Bevel gears for crossed-axes gearing have to be designed (see [2]) to eliminate the necessity of *“**shimming-in/shimming-out**”* when assembling. These gears do not need in lapping when finishing the tooth flanks. The gears do not need to be paired, as they are interchangeable, and can be replaced individually (not as a whole gear set). If designed, machined [3], and assembled properly, no severe contact pattern changes are observed.

Understanding mounting distance is a key for the development of a method for the direct inspection of the accuracy of the mounting distance in crossed-axes gearing. Under an assumption, *C* = 0, the method is also applicable of the direct inspection of the accuracy of the mounting distance in intersected-axes gearing [1].

Accuracy of the mounting distance has to be inspected on the correct preload on the pinion shaft and gear carrier bearings. The gearbox housing accuracy and stiffness must be assured accordingly.
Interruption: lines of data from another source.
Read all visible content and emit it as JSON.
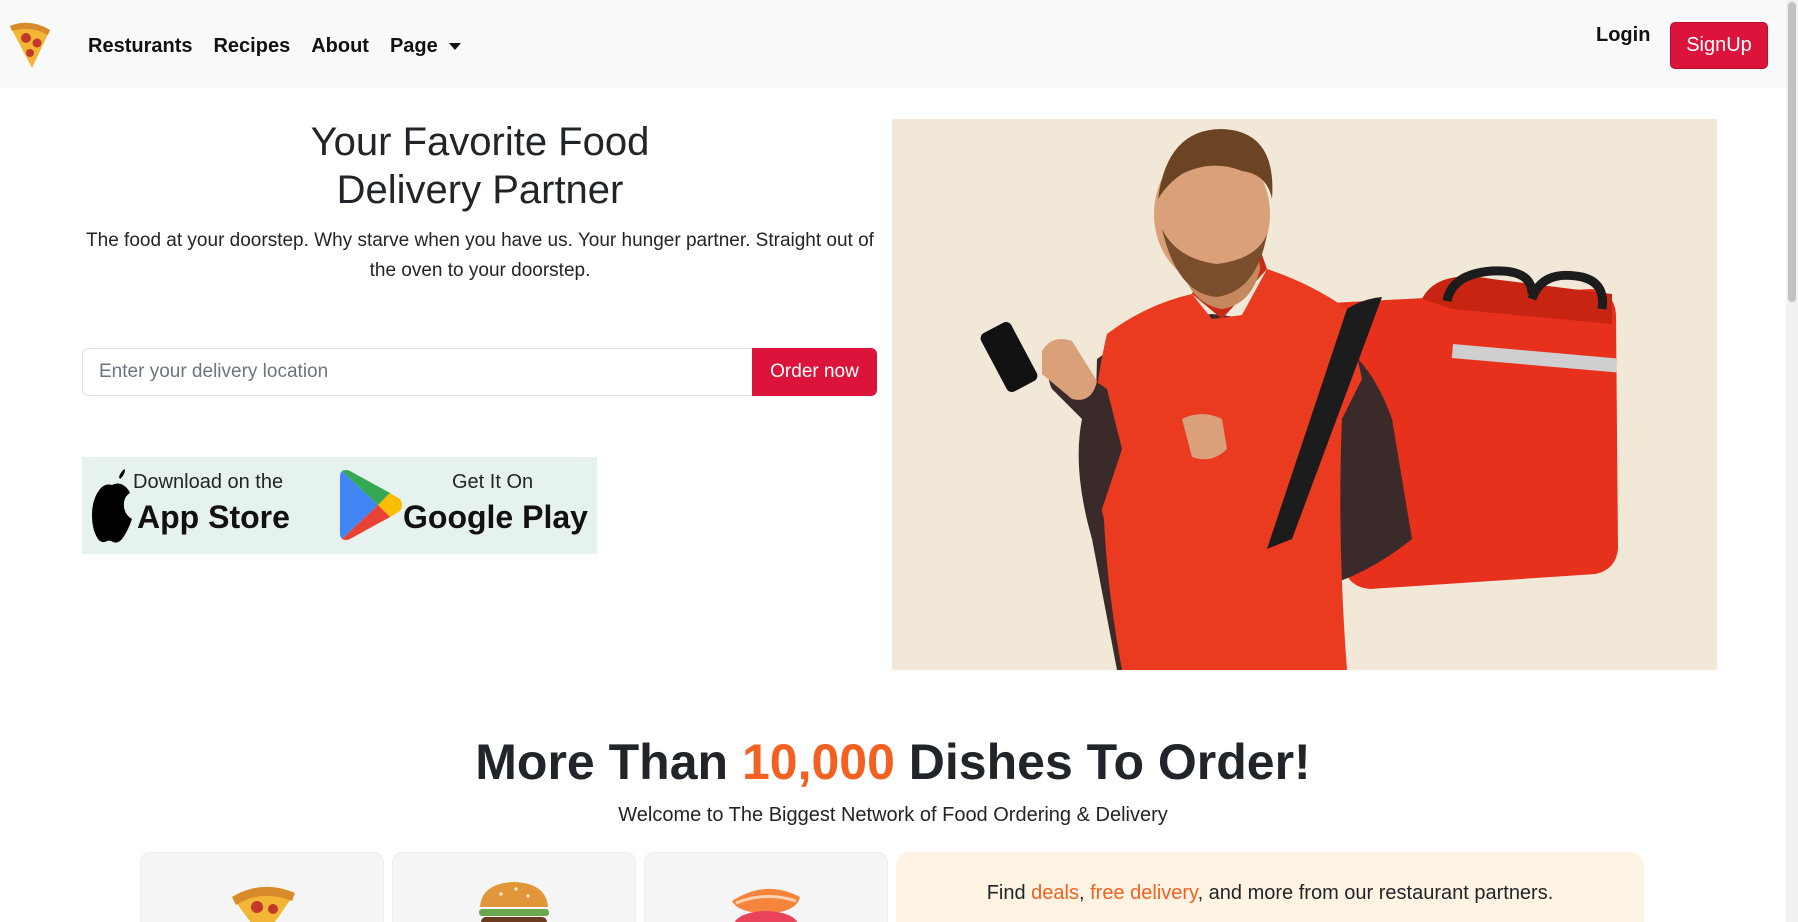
{
  "nav": {
    "logo_icon": "pizza-slice-icon",
    "links": [
      "Resturants",
      "Recipes",
      "About"
    ],
    "dropdown_label": "Page",
    "login": "Login",
    "signup": "SignUp"
  },
  "hero": {
    "title_line1": "Your Favorite Food",
    "title_line2": "Delivery Partner",
    "subtitle": "The food at your doorstep. Why starve when you have us. Your hunger partner. Straight out of the oven to your doorstep.",
    "search_placeholder": "Enter your delivery location",
    "order_button": "Order now",
    "image_icon": "delivery-person-photo"
  },
  "stores": {
    "apple_small": "Download on the",
    "apple_big": "App Store",
    "google_small": "Get It On",
    "google_big": "Google Play"
  },
  "section": {
    "title_prefix": "More Than ",
    "title_accent": "10,000",
    "title_suffix": " Dishes To Order!",
    "welcome": "Welcome to The Biggest Network of Food Ordering & Delivery",
    "food_cards": [
      "pizza-icon",
      "burger-icon",
      "sushi-icon"
    ],
    "deals_prefix": "Find ",
    "deals_link1": "deals",
    "deals_sep": ", ",
    "deals_link2": "free delivery",
    "deals_suffix": ", and more from our restaurant partners."
  },
  "colors": {
    "brand_red": "#dc143c",
    "accent_orange": "#f26122",
    "navbar_bg": "#f8f9fa",
    "store_bg": "#e6f2ee",
    "deals_bg": "#fff4e3"
  }
}
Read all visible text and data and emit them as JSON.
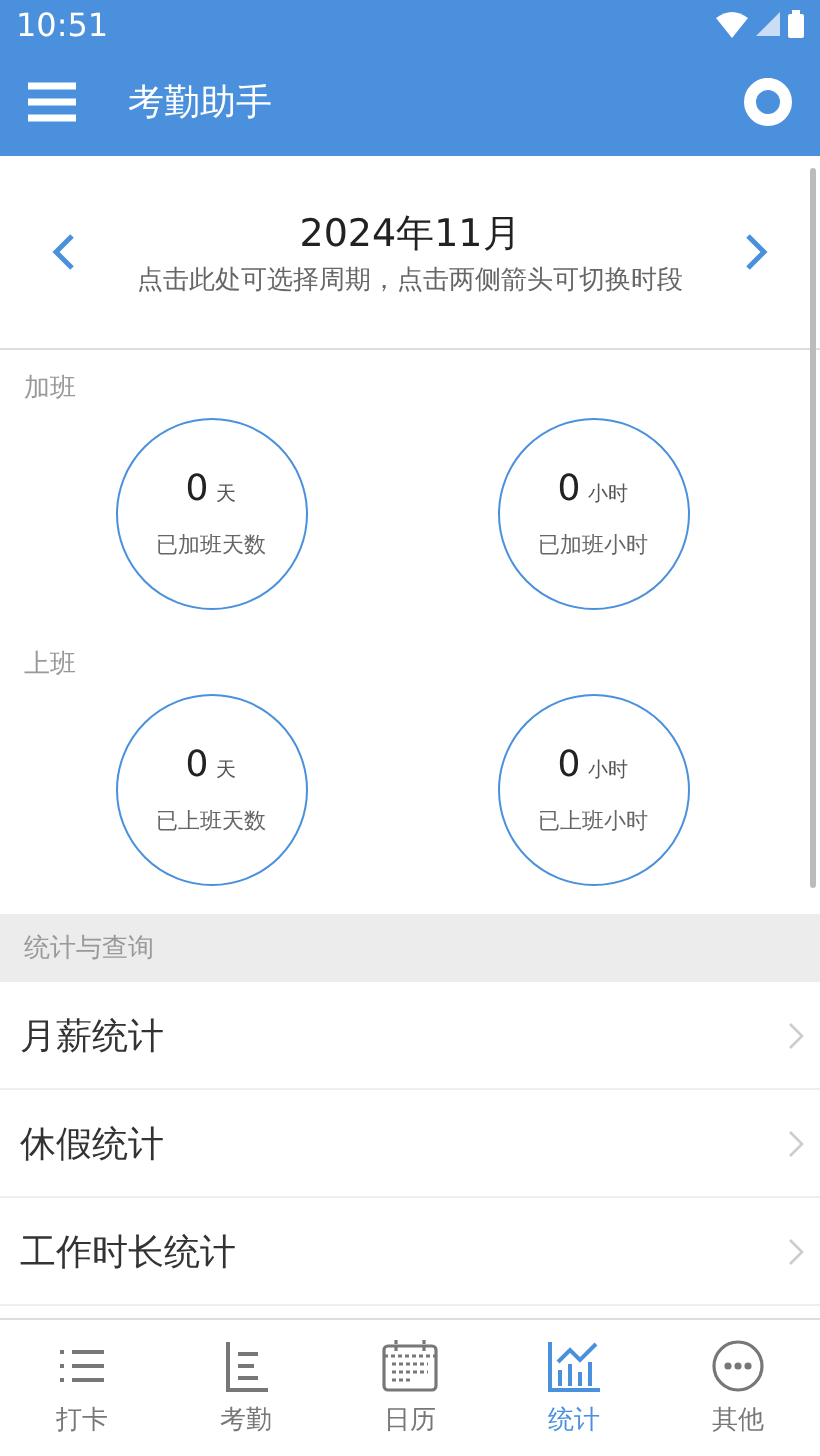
{
  "status_bar": {
    "time": "10:51"
  },
  "app_bar": {
    "title": "考勤助手"
  },
  "period": {
    "title": "2024年11月",
    "hint": "点击此处可选择周期，点击两侧箭头可切换时段"
  },
  "groups": [
    {
      "label": "加班",
      "cards": [
        {
          "value": "0",
          "unit": "天",
          "caption": "已加班天数"
        },
        {
          "value": "0",
          "unit": "小时",
          "caption": "已加班小时"
        }
      ]
    },
    {
      "label": "上班",
      "cards": [
        {
          "value": "0",
          "unit": "天",
          "caption": "已上班天数"
        },
        {
          "value": "0",
          "unit": "小时",
          "caption": "已上班小时"
        }
      ]
    }
  ],
  "section_header": "统计与查询",
  "menu_items": [
    "月薪统计",
    "休假统计",
    "工作时长统计"
  ],
  "tabs": [
    {
      "kind": "list",
      "label": "打卡",
      "selected": false
    },
    {
      "kind": "axis",
      "label": "考勤",
      "selected": false
    },
    {
      "kind": "calendar",
      "label": "日历",
      "selected": false
    },
    {
      "kind": "chart",
      "label": "统计",
      "selected": true
    },
    {
      "kind": "more",
      "label": "其他",
      "selected": false
    }
  ]
}
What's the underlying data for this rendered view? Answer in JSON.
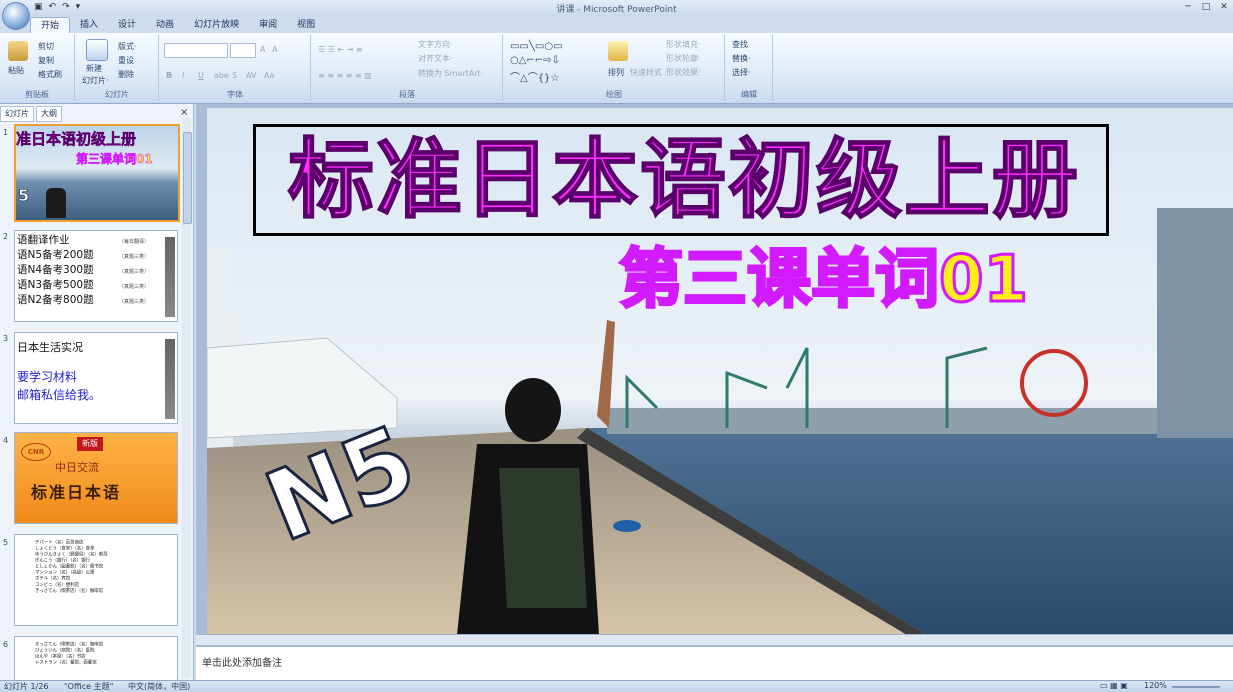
{
  "window": {
    "title": "讲课 - Microsoft PowerPoint"
  },
  "ribbon_tabs": [
    "开始",
    "插入",
    "设计",
    "动画",
    "幻灯片放映",
    "审阅",
    "视图"
  ],
  "clipboard": {
    "paste": "粘贴",
    "cut": "剪切",
    "copy": "复制",
    "format_painter": "格式刷",
    "label": "剪贴板"
  },
  "slides_group": {
    "new_slide": "新建",
    "new_slide2": "幻灯片·",
    "layout": "版式·",
    "reset": "重设",
    "delete": "删除",
    "label": "幻灯片"
  },
  "font_group": {
    "label": "字体",
    "bold": "B",
    "italic": "I",
    "underline": "U",
    "strike": "abe",
    "shadow": "S",
    "spacing": "AV",
    "case": "Aa",
    "grow": "A",
    "shrink": "A"
  },
  "paragraph_group": {
    "label": "段落",
    "text_direction": "文字方向·",
    "align_text": "对齐文本·",
    "smartart": "转换为 SmartArt·"
  },
  "drawing_group": {
    "label": "绘图",
    "arrange": "排列",
    "quick_styles": "快速样式",
    "shape_fill": "形状填充·",
    "shape_outline": "形状轮廓·",
    "shape_effects": "形状效果·"
  },
  "editing_group": {
    "label": "编辑",
    "find": "查找",
    "replace": "替换·",
    "select": "选择·"
  },
  "panel": {
    "tab_slides": "幻灯片",
    "tab_outline": "大纲",
    "close": "×"
  },
  "thumbnails": [
    {
      "num": "1",
      "line1": "准日本语初级上册",
      "line2": "第三课单词01",
      "badge": "5"
    },
    {
      "num": "2",
      "lines": [
        "语翻译作业",
        "语N5备考200题",
        "语N4备考300题",
        "语N3备考500题",
        "语N2备考800题"
      ],
      "tags": [
        "（每日翻译）",
        "（真题三类）",
        "（真题三类）",
        "（真题三类）",
        "（真题三类）"
      ]
    },
    {
      "num": "3",
      "lines": [
        "日本生活实况",
        "要学习材料",
        "邮箱私信给我。"
      ]
    },
    {
      "num": "4",
      "brand": "CNR",
      "badge": "新版",
      "line1": "中日交流",
      "line2": "标准日本语"
    },
    {
      "num": "5",
      "lines": [
        "デパート（名）百货商店",
        "しょくどう（食堂）（名）食堂",
        "ゆうびんきょく（郵便局）（名）邮局",
        "ぎんこう（銀行）（名）银行",
        "としょかん（図書館）（名）图书馆",
        "マンション（名）（高级）公寓",
        "ホテル（名）宾馆",
        "コンビニ（名）便利店",
        "きっさてん（喫茶店）（名）咖啡馆"
      ]
    },
    {
      "num": "6",
      "lines": [
        "きっさてん（喫茶店）（名）咖啡馆",
        "びょういん（病院）（名）医院",
        "ほんや（本屋）（名）书店",
        "レストラン（名）餐馆、西餐馆"
      ]
    }
  ],
  "slide": {
    "title": "标准日本语初级上册",
    "subtitle": "第三课单词01",
    "badge": "N5"
  },
  "notes": {
    "placeholder": "单击此处添加备注"
  },
  "status": {
    "slide": "幻灯片 1/26",
    "theme": "\"Office 主题\"",
    "language": "中文(简体，中国)",
    "zoom": "120%"
  },
  "colors": {
    "title": "#ff2dff",
    "subtitle": "#ffec1a",
    "accent": "#f0a030"
  }
}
Testing isn’t needed to verify the accuracy of the mounting distance if the gears and the housing are designed, machined, and assembled properly [2].

### References

- Radzevich, S.P., “Understanding the Mounting Distance: Crossed-axes Gearing (Bevel Gearing)”, Gear Solutions magazine, December 2019, pages 42-47.
- Radzevich, S.P., Theory of Gearing: Kinematics, Geometry, and Synthesis, 2nd Edition, revised and expanded, CRC Press, Boca Raton, FL, 2018, 934 pages. (1st Edition: Radzevich, S.P., Theory of Gearing: Kinematics, Geometry, and Synthesis, CRC Press, Boca Raton, Florida, 2012, 743 pages).
- Radzevich, S.P., Gear Cutting Tools: Science and Engineering, 2nd Edition, CRC Press, Boca Raton, FL, 2017, 606 pages.